Goal of the exercise
From the data below, return each line in which the string "kind" is found.

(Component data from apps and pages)
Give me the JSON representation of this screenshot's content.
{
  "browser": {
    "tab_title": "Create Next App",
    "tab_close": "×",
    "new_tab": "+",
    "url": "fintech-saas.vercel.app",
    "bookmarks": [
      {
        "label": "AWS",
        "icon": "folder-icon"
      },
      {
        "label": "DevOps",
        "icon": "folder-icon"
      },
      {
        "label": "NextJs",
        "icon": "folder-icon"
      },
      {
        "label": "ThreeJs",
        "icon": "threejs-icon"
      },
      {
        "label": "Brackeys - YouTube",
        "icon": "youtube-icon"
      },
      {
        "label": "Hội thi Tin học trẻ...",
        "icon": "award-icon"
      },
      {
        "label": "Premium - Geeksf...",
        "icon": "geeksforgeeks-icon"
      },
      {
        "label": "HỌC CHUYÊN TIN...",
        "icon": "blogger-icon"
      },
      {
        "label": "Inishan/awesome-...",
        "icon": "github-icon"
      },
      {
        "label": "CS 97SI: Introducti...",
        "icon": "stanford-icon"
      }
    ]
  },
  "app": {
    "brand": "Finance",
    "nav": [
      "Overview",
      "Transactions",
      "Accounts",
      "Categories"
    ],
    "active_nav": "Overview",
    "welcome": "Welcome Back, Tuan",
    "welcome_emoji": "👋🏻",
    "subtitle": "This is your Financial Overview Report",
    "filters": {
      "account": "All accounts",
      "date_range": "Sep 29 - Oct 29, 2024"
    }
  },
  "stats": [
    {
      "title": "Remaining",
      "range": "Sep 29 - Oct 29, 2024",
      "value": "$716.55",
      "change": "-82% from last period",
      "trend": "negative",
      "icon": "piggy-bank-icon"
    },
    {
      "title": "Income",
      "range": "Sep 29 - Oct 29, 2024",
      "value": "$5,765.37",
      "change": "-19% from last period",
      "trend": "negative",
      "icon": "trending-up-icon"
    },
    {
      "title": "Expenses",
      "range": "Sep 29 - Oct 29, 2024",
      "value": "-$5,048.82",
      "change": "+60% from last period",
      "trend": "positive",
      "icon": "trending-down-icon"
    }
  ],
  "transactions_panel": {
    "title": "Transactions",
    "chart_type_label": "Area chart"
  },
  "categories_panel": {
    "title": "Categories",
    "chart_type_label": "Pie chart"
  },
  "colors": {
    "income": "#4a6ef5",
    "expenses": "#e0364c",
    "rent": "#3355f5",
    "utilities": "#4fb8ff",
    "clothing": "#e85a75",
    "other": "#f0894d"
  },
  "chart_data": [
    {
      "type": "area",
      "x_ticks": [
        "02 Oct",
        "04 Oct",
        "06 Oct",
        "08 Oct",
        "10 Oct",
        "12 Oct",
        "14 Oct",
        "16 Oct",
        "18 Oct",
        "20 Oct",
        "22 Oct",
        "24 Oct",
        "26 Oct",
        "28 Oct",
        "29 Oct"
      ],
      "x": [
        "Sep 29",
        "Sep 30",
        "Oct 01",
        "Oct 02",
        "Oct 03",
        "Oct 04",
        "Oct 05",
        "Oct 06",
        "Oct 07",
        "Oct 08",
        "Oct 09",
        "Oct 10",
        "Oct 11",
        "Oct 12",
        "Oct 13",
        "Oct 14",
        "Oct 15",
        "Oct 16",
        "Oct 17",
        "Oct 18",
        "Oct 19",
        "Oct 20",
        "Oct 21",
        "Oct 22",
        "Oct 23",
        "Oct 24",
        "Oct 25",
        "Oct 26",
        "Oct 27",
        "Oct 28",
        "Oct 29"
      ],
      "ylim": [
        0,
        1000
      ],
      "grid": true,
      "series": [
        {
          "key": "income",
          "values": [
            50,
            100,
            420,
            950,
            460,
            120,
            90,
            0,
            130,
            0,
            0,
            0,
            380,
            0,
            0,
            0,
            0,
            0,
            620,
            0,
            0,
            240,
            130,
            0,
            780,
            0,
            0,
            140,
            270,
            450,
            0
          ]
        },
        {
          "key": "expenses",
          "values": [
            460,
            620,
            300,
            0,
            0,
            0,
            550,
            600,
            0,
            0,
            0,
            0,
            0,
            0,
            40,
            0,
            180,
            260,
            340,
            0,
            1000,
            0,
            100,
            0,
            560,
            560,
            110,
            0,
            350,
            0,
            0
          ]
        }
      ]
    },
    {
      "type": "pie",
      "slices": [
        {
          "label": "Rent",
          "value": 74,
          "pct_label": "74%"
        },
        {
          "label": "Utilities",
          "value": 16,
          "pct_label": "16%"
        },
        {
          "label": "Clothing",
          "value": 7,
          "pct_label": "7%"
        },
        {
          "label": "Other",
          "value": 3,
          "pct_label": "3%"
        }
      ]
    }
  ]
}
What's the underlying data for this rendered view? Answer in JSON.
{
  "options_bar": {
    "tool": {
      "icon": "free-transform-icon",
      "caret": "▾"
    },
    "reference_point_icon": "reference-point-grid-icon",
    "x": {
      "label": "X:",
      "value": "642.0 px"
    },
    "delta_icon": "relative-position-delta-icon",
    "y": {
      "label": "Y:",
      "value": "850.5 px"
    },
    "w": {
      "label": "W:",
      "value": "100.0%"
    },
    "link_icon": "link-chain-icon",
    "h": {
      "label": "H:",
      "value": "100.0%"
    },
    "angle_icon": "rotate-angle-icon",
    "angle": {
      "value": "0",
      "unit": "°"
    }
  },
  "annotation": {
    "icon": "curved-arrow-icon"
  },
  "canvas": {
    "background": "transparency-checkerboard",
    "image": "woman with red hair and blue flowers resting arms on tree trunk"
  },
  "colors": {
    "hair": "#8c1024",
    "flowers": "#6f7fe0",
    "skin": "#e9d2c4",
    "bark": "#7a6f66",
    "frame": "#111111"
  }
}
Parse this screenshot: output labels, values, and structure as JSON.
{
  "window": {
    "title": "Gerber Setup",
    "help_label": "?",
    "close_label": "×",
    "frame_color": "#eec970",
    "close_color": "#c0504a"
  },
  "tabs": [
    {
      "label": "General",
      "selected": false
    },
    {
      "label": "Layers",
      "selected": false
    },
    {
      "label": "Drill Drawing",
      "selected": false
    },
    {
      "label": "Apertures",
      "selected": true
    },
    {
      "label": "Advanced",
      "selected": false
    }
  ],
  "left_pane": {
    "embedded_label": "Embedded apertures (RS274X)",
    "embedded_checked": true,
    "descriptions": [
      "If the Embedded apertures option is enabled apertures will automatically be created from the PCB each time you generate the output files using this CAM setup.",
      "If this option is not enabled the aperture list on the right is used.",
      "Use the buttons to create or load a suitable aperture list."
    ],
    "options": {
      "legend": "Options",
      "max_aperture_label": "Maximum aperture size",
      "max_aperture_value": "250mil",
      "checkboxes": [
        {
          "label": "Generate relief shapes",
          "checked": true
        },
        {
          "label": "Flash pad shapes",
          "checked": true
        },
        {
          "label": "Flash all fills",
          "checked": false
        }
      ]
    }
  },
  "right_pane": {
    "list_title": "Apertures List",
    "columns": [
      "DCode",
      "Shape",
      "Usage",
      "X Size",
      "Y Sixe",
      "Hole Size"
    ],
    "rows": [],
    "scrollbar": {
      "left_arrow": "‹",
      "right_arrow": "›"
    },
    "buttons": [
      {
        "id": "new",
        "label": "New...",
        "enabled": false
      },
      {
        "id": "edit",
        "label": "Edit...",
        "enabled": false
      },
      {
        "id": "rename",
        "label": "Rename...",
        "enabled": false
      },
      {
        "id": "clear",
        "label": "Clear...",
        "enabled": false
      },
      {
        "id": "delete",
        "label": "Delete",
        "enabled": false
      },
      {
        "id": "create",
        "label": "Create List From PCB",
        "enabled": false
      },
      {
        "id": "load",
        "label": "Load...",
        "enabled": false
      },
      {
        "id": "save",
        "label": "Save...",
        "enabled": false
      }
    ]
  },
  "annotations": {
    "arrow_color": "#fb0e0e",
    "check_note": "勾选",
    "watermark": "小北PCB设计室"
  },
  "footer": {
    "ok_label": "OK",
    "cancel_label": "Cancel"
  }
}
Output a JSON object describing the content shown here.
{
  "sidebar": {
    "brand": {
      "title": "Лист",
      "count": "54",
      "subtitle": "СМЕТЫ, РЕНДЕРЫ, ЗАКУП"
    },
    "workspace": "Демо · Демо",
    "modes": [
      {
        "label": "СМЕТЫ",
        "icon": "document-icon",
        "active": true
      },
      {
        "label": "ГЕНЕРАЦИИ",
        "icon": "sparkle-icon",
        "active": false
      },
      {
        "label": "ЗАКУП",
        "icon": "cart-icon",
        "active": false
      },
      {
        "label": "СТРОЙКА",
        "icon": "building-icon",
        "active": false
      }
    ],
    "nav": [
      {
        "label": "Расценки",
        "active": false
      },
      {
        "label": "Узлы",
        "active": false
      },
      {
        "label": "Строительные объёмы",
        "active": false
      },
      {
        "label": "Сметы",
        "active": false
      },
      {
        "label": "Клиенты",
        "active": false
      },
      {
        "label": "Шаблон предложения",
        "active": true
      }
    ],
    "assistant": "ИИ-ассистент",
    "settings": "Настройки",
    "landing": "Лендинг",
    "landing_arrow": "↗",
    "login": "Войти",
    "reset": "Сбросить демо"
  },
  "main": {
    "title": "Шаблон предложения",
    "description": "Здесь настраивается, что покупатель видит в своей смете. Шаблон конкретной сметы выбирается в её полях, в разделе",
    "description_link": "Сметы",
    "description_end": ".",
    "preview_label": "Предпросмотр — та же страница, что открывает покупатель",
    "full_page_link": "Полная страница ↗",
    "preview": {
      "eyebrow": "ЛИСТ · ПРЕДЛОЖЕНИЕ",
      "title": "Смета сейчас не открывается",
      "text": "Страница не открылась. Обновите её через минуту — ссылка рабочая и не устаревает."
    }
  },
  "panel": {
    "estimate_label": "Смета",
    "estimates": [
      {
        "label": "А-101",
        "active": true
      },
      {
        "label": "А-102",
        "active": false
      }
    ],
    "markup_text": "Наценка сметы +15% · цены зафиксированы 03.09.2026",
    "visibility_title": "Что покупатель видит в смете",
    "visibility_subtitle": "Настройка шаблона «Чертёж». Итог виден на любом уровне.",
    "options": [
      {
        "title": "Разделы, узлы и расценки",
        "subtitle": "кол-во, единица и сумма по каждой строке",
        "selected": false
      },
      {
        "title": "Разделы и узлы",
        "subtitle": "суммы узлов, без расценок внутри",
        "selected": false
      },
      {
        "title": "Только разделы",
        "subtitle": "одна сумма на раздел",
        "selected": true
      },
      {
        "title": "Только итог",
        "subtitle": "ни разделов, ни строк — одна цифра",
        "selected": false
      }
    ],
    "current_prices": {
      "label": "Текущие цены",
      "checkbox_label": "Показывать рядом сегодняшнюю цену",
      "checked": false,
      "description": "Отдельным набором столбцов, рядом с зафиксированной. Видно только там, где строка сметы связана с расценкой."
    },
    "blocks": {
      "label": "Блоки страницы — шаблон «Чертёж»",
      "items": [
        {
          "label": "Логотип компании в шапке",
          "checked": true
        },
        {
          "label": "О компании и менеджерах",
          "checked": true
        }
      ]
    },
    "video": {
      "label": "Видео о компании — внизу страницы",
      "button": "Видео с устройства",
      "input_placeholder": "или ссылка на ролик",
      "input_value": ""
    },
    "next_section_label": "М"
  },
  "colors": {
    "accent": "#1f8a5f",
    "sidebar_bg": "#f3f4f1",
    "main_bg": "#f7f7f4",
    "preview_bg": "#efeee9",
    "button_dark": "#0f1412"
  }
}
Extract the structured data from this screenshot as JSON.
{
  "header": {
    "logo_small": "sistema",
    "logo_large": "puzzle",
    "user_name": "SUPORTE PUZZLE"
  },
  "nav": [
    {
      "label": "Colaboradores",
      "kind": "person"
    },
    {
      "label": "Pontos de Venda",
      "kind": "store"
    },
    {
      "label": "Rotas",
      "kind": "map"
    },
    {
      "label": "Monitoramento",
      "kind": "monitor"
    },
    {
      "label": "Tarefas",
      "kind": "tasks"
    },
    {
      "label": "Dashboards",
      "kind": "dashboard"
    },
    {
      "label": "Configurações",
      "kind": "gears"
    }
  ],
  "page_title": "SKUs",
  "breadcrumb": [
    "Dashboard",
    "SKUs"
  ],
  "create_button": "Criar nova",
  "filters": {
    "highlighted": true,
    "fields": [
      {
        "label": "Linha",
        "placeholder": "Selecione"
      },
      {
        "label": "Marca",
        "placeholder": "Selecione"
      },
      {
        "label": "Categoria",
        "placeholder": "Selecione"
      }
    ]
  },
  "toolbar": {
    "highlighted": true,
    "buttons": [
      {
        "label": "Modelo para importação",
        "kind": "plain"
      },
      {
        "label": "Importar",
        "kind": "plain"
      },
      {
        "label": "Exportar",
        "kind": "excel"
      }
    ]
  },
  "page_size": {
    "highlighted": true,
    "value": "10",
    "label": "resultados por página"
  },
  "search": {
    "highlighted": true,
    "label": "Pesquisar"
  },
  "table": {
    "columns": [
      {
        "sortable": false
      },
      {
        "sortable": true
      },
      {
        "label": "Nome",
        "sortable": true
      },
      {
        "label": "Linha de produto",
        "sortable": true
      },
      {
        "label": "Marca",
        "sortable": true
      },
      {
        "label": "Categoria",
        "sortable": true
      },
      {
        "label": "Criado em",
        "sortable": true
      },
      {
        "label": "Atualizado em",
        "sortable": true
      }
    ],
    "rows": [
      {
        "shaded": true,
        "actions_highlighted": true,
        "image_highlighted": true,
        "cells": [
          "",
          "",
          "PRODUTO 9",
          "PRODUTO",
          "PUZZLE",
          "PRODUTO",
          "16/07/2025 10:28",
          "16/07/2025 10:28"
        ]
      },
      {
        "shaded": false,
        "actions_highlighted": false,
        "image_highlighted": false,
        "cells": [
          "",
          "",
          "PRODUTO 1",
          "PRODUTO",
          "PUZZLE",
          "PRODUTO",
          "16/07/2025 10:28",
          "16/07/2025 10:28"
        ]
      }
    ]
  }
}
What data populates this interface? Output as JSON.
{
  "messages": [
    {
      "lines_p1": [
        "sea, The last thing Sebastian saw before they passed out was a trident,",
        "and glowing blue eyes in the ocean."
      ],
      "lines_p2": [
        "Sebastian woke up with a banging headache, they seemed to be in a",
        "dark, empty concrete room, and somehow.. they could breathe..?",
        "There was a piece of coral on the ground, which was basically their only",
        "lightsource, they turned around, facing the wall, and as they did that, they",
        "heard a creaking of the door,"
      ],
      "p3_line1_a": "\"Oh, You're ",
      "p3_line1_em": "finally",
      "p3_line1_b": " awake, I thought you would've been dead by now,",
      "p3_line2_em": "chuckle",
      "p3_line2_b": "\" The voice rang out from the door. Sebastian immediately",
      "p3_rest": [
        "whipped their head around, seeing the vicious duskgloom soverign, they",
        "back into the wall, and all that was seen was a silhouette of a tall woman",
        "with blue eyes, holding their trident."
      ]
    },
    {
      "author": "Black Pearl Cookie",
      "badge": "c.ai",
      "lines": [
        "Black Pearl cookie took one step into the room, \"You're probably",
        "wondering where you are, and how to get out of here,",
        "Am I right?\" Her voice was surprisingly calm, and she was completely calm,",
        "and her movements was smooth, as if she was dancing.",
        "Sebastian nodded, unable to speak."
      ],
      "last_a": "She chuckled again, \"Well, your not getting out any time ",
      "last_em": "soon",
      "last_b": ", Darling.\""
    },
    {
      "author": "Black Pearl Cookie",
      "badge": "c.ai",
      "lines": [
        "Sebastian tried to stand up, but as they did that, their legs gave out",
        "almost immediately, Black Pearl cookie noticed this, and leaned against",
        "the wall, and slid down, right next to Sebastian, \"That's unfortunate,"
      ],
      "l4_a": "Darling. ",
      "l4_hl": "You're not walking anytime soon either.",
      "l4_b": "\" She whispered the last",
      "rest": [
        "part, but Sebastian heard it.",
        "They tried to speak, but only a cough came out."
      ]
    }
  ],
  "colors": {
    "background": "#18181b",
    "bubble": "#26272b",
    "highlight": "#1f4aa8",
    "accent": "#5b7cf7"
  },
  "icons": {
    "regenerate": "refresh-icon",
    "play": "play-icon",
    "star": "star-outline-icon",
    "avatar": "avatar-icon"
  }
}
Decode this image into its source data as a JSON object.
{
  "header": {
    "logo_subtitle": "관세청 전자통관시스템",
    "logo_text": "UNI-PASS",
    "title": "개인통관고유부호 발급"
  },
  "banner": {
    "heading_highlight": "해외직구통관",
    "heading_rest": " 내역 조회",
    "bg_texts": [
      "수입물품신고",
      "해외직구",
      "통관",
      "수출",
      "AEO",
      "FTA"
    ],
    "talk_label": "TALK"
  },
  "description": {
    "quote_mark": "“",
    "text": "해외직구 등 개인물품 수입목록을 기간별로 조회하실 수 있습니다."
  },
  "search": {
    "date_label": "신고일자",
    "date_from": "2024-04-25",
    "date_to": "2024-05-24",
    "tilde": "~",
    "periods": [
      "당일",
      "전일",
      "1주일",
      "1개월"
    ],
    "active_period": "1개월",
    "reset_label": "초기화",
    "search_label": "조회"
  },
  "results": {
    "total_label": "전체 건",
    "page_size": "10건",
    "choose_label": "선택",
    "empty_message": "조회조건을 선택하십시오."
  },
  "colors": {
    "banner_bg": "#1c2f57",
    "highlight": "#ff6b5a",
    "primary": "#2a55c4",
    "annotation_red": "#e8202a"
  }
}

Response area
      "kind": "person"
      "kind": "store"
      "kind": "map"
      "kind": "monitor"
      "kind": "tasks"
      "kind": "dashboard"
      "kind": "gears"
        "kind": "plain"
        "kind": "plain"
        "kind": "excel"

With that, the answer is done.